Statistical analysis will definitely play a leading role in this research, but another (and more unexpected) twist is that Bruning (the scientist) will be working with Professor Tina Fuentes (an artist), faculty in the Texas Tech University Department of Art, to convey this idea of texture in artistic terms. Bruning’s goal is to learn about the particular language that artists use to describe the idea of texture in their worlds, and then to use that knowledge to inform his future work.

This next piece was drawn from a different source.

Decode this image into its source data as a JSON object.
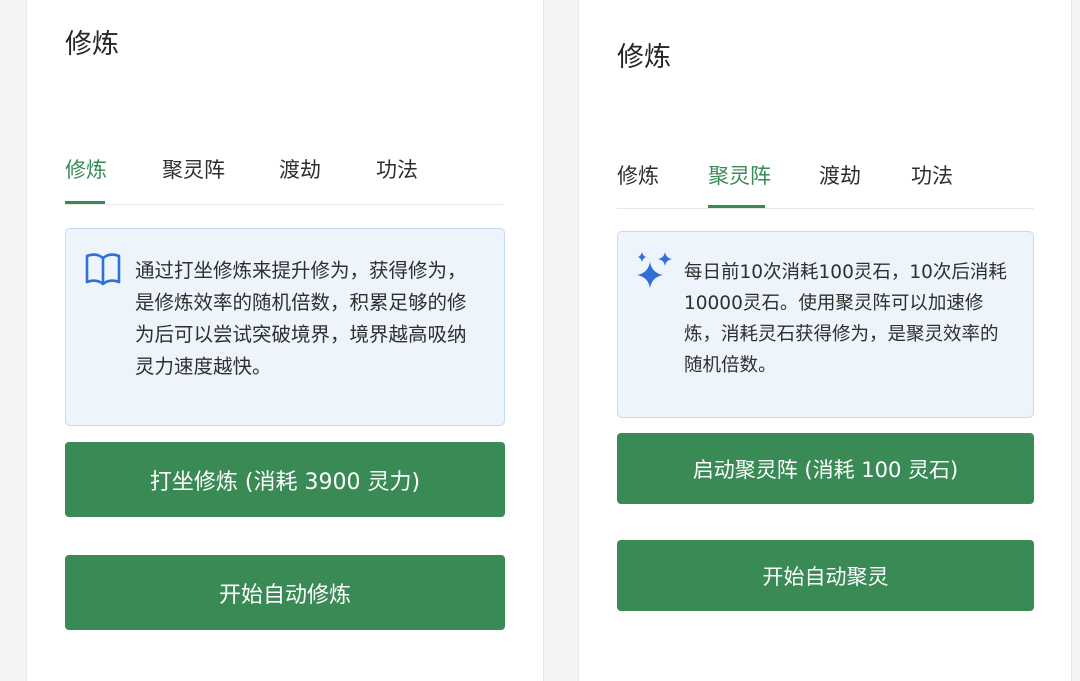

During their initial talks, both Bruning and Fuentes realized that there was quite a bit of overlap in each of their academic disciplinary vocabularies. Fuentes goes on to explain, “Here were a scientist and an artist starting as potential collaborators – very different worlds – and we’re using similar words to discuss what our plans are: space, light, luminosity, texture... I was very excited when I realized this,” she added. “To join science and visual art is cutting edge as we’re very closely linked in many ways. They are both highly creative fields.”

Collaboration will also be emphasized throughout the project (and once it’s been completed) as Bruning wants to make sure that all the data from this project (and others in the future) is historically available for future researchers to pull from and use. Generally, project data tends to sit on a researcher’s hard drive until the project is over and done with, and then just sits there some more, neglected and ignored.

Bruning’s plan is to shake this paradigm and to share his hard-earned data collection with others, including high school students, to further scientific endeavors in the future.

“There’s no reason for our future scientists to reinvent the wheel, and yet most data is not shared. Just imagine what advances could be made if researchers could access what’s already been done and then add their contributions.” Bruning said. “There’s no limit.”

“I love doing this research, and I’m lucky that I have a career where I get to do what I want,” Bruning says.

Lightning can be powerful and unpredictable, but Bruning’s aim is to lessen the unpredictable aspect of this natural occurrence. As the writer Mark Twain once wrote, “Thunder is good, thunder is impressive, but it’s lightning that does the work.”

Photo/Text Credit: Liz Inskip-Paulk, NWI/TTU.